“The pandemic and certainly supply chain constraints have had disproportionate impacts on waste,” said Ricky Ashenfelter, Spoiler Alert’s cofounder and chief executive officer. “[The $11 million] allows us to scale our team, build out the platform, further invest in continuing innovation,” he said. “And to keep more and more food from heading to the dump or destruction.”
When Spoiler Alert launched out of MIT in 2015, its original focus was building software to help food manufacturers find ways to donate items they might otherwise toss out. But after working closely with those companies, they learned that donations weren’t the only way for brands to move excess products.

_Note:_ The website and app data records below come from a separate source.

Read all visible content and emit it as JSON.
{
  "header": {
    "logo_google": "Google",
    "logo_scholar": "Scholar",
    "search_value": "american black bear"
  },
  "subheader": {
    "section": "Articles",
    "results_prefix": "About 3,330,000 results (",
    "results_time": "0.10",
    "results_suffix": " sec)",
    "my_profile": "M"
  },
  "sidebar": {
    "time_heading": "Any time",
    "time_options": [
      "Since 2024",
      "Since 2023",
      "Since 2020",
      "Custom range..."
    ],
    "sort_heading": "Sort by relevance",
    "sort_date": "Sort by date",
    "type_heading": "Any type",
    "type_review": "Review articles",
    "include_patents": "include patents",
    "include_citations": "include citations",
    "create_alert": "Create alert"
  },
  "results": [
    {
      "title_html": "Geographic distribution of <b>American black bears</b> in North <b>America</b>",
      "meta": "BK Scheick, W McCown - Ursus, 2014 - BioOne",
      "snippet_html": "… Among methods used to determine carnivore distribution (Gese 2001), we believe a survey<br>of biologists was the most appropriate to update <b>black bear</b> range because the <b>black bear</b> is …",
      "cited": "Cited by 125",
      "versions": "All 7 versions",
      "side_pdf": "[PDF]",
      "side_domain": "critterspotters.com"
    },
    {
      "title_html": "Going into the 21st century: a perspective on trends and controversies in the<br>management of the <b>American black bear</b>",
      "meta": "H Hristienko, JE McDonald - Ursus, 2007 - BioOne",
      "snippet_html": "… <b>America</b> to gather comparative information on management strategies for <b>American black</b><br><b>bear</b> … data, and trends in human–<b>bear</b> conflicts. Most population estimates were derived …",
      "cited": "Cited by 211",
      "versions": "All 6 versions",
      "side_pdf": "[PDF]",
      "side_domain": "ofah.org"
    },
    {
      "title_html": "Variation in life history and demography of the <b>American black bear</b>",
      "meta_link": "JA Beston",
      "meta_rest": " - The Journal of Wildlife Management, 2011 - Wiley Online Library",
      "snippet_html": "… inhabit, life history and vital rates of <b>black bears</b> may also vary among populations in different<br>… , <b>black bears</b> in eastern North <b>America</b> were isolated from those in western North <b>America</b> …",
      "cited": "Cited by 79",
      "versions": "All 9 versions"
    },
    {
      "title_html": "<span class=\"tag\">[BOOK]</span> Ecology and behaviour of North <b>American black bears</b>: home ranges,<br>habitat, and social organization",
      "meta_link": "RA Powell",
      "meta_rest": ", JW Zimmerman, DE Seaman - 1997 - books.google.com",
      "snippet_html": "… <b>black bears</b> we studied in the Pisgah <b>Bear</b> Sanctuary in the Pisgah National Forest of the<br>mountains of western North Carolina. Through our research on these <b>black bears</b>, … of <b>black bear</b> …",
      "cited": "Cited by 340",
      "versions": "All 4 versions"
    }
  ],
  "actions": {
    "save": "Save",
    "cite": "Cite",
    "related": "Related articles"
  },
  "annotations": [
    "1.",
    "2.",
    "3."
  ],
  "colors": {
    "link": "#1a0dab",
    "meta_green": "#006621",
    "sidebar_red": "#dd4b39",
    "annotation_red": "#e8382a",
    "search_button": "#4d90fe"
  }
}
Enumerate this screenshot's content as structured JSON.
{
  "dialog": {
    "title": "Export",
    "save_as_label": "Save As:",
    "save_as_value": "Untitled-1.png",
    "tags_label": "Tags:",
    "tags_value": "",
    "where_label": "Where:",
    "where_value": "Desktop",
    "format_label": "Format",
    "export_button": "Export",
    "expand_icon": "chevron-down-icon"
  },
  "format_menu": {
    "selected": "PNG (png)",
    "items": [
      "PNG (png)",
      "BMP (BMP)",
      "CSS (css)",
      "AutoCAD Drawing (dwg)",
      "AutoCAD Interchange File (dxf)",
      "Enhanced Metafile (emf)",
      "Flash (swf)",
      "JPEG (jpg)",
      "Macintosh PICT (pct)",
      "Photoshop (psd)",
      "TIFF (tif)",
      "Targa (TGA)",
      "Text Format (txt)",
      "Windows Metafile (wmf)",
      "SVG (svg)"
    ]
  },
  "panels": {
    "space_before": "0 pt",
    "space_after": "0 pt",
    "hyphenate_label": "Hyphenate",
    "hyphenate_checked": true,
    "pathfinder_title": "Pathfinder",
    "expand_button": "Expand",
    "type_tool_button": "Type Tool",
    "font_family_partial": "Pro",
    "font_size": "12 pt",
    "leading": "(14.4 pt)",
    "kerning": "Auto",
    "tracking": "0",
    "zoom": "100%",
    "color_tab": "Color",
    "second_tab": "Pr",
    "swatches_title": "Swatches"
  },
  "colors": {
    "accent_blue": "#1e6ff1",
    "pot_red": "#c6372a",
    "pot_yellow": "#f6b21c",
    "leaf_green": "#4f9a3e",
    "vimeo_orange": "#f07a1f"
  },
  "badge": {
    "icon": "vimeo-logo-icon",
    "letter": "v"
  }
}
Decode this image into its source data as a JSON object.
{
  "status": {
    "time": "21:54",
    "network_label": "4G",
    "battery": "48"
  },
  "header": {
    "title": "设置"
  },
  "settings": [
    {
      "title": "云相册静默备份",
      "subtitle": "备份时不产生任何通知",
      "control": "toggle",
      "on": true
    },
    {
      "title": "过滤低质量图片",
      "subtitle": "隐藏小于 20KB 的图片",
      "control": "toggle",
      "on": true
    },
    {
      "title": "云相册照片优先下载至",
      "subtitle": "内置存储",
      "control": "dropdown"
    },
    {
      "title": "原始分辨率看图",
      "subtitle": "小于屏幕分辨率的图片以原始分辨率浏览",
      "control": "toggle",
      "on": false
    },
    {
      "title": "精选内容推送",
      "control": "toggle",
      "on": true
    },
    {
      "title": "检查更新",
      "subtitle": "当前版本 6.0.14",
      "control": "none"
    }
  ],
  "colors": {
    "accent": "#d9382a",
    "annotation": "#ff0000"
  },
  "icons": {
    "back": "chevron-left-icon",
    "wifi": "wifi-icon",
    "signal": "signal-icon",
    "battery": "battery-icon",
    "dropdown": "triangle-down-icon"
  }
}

“Organizations like Whole Foods, Walmart, and other primary retailers tell manufacturers that they want a certain number of guaranteed days of shelf life of product before it comes into their grocery store,” Ashenfelter explained. “That might be 20 or 30 days for dairy products. It might be 60 or 90 days for certain shelf-stable-type products.”
But when the production gets delayed — perhaps because of supply chain slowdown —the big stores won’t accept items, because it’s not worthwhile to stock a tub of yogurt that’s only good for two weeks instead of three.
Now there’s a growing network of secondary “value channel” marketplaces willing to buy these excess items. Spoiler Alert’s business-to-business software acts as a marketplace, letting big brands sell surplus food to stores such as Ollie’s Bargain Barn, Grocery Outlet, and Ocean State Job Lots, or direct-to-consumer produce companies such as Misfits Market. It also works with nonprofits like the Daily Table grocery store and food bank networks across the country to ensure that excess products get to those in need.